A peavey is generally from 30 to 50 inches (0.76 to 1.27 metres) long, with a metal spike protruding from the end. The spike is rammed into a log, then a hook (at the end of an arm attached to a pivot a short distance up the handle) grabs the log at a second location. Once engaged, the handle gives the operator leverage to roll or slide or float the log to a new position. The peavey was named for blacksmith Joseph Peavey of Upper Stillwater, Maine, who invented the tool as a refinement to the cant hook in the 1850s. Many lumberjacks use the terms interchangeably. The Peavey Manufacturing Co. is still located in Eddington, Maine and manufactures several variations.
A logging tool description from the Lumberman's Museum at Patten, Maine, reads in part: "A cant dog or cant hook was used for lifting, turning, and prying logs when loading sleds and on the drive. At first, a swivel hook on a pole with nothing to hold it in position was used. This was called a swing dingle." However, the term swing dingle is more often published as being a type of logging sled. These early types are also called a ring dog or ring dog cant hook. In 1858, Joseph Peavey, a blacksmith in Stillwater, Maine, made a rigid clasp to encircle the cant dog handle with the hook on one side. It moved up and down, but not sideways.
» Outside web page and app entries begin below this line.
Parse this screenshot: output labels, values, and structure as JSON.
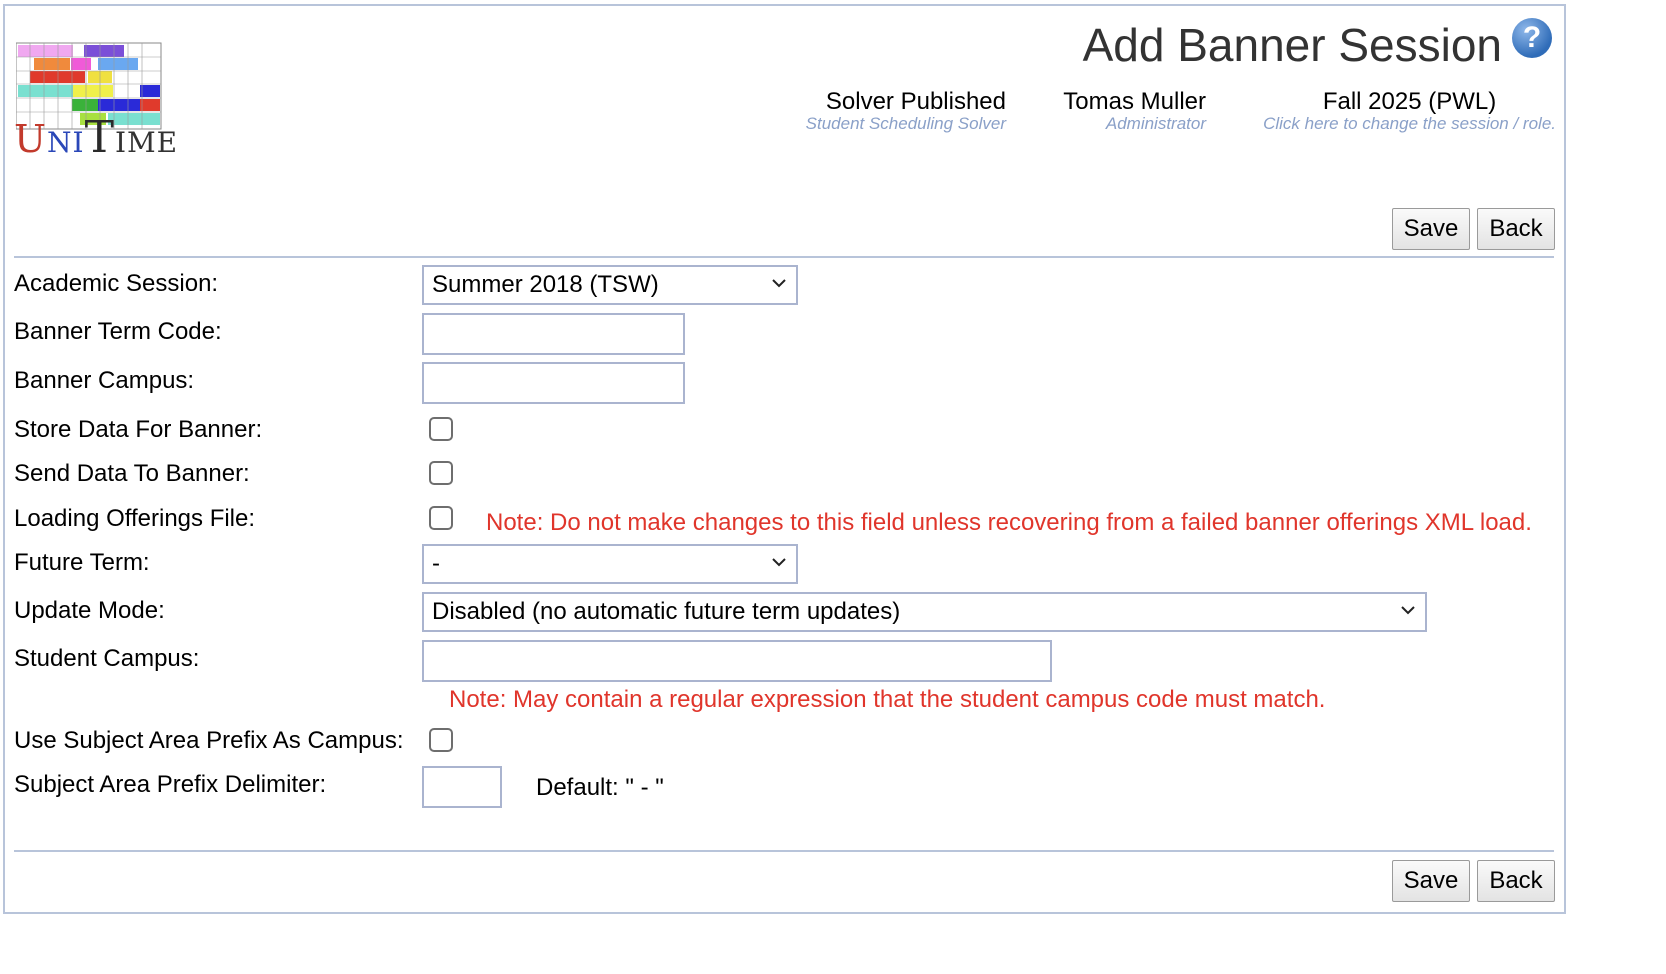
{
  "header": {
    "title": "Add Banner Session",
    "solver": {
      "main": "Solver Published",
      "sub": "Student Scheduling Solver"
    },
    "user": {
      "main": "Tomas Muller",
      "sub": "Administrator"
    },
    "session": {
      "main": "Fall 2025 (PWL)",
      "sub": "Click here to change the session / role."
    }
  },
  "logo": {
    "u": "U",
    "ni": "NI",
    "t": "T",
    "ime": "IME"
  },
  "buttons": {
    "save": "Save",
    "back": "Back"
  },
  "form": {
    "academic_session": {
      "label": "Academic Session:",
      "value": "Summer 2018 (TSW)"
    },
    "banner_term_code": {
      "label": "Banner Term Code:",
      "value": ""
    },
    "banner_campus": {
      "label": "Banner Campus:",
      "value": ""
    },
    "store_data": {
      "label": "Store Data For Banner:",
      "checked": false
    },
    "send_data": {
      "label": "Send Data To Banner:",
      "checked": false
    },
    "loading_offerings": {
      "label": "Loading Offerings File:",
      "checked": false,
      "note": "Note: Do not make changes to this field unless recovering from a failed banner offerings XML load."
    },
    "future_term": {
      "label": "Future Term:",
      "value": "-"
    },
    "update_mode": {
      "label": "Update Mode:",
      "value": "Disabled (no automatic future term updates)"
    },
    "student_campus": {
      "label": "Student Campus:",
      "value": "",
      "note": "Note: May contain a regular expression that the student campus code must match."
    },
    "use_subject_prefix": {
      "label": "Use Subject Area Prefix As Campus:",
      "checked": false
    },
    "subject_prefix_delimiter": {
      "label": "Subject Area Prefix Delimiter:",
      "value": "",
      "default": "Default: \" - \""
    }
  },
  "colors": {
    "border": "#b8c4da",
    "note": "#e0352b",
    "sub_text": "#8aa0c8"
  }
}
All loggers have used it ever since."
- "History of The Peavey". Peavey Manufacturing Co. Retrieved 30 October 2016.
- Salaman, R. A.. Dictionary of tools used in the woodworking and allied trades, c. 1700-1970. New York: Scribner, 1975. 484.
- Century Dictionary and Cyclopedia, p. 6456, defined swing-dingle as follows:
- "In lumbering, a single sled with wood-shod runners and a tongue with lateral play, used in hauling logs down steep slopes on bare ground. Also called loose-tongued sloop."
- Mercer, Henry C.. Ancient carpenters' tools: illustrated and explained, together with the implements of the lumberman, joiner, and cabinet-maker in use in the eighteenth century. Dover ed. Mineola, N.Y.: Dover Publications, 2000. 40.
|Wikimedia Commons has media related to Peavey.|